I could hear doors opening, down the hall. I had slipped invitations underneath the doors of neighbors I had never seen or spoken to. Footsteps, which meant they were actually coming.
Go ahead, my aunt said, Open the door.
Just a minute, I said, and started stretching a little to calm myself down.
For Chrissake, said my uncle. He turned his face away. I had my feet under my chin. I wiggled my toes to settle my hips.
Stop that and open the door, said my aunt.
I still felt a little anxious so I popped my arms out of the sockets and twisted them up like the Rod of Asclepius.
The problem with contorting is this: you change your shape enough, you start to act like you haven’t got one at all. By which I mean, you start to use change as a way to stop feeling like yourself. There’s no original shape, no default shape, no honest shape to which to come home to.

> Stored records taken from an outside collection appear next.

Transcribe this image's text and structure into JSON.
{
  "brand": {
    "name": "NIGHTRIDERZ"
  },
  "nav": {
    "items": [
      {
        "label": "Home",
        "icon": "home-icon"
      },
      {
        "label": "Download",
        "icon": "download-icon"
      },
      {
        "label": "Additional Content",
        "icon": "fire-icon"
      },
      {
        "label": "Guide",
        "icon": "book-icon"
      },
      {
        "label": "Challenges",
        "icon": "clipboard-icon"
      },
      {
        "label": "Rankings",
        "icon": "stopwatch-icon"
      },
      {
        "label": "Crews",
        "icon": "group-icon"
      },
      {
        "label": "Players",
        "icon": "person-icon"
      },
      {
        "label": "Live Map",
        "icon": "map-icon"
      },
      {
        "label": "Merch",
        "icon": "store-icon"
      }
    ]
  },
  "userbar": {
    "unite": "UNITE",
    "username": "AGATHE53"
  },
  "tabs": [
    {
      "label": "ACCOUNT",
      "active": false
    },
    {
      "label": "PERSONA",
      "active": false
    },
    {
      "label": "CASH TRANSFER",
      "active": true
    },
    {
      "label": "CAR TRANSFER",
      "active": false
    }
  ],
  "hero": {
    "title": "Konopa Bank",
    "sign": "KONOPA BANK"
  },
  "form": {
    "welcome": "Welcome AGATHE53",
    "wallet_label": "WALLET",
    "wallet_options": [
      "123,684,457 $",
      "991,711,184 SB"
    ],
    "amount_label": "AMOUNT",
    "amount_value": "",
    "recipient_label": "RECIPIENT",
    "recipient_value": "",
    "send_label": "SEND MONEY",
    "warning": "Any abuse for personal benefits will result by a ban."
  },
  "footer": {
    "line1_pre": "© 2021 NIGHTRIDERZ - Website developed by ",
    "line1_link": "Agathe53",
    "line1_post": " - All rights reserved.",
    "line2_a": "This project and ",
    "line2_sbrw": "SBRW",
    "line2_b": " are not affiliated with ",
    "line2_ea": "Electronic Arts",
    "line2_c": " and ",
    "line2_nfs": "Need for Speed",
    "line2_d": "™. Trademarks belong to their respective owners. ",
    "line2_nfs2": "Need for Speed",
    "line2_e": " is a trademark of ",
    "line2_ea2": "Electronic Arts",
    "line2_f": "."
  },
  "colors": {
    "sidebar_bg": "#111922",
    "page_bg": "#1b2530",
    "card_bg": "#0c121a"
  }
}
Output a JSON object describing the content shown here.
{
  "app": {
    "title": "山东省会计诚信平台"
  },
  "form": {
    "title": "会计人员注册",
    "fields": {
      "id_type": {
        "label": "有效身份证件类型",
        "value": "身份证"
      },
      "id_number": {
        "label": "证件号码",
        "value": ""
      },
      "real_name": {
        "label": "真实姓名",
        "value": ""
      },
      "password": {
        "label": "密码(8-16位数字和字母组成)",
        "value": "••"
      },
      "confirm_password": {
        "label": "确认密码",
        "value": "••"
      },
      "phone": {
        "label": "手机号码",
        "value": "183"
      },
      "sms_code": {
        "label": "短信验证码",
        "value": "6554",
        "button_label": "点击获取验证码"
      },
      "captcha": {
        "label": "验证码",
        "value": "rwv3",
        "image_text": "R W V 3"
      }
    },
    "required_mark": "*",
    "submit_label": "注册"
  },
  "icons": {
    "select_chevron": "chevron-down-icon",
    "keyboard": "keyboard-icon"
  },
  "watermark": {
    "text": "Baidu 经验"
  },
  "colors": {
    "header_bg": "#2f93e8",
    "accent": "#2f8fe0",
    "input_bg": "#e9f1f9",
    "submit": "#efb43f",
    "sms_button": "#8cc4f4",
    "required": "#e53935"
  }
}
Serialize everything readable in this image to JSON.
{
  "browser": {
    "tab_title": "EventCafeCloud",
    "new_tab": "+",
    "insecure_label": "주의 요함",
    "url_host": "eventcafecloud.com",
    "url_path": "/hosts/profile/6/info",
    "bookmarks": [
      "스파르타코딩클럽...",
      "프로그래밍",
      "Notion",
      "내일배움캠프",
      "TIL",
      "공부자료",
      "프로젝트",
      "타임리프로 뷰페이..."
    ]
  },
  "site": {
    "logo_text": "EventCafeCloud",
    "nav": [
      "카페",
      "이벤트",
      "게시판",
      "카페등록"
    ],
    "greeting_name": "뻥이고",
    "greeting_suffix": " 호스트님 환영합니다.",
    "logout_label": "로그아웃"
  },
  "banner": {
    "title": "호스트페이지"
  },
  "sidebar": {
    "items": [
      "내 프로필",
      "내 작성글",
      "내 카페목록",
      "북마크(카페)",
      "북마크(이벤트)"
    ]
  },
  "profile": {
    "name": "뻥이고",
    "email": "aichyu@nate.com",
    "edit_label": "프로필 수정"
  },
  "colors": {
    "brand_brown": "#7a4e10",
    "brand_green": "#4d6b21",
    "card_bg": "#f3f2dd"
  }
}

The doorbell rang.
Make her stop, said my uncle to my aunt. She shrugged. We didn’t really know each other, after all.
By then, I was so deep into the pose I couldn’t get out if I wanted to. It wasn’t my apartment, anymore, or my aunt or my cheese plate. I was the furniture: a shape unlike a person, incapable of movement, of feeling, or of inviting anyone inside. It would be another hour, a slow, careful hour of inching my limbs back from the edge, bringing my bones into their old lines, breathing my way back into a human shape, before I could stand and walk and open the door to anyone.
And when I could, everyone had gone.
Zana Previti was born and raised in New England. Right now, she’s an MFA candidate at the University of California, Irvine, where she writes short stories, works on her novel, and practices yoga. She cannot, and probably will not ever, find full expression of the Bird of Paradise pose.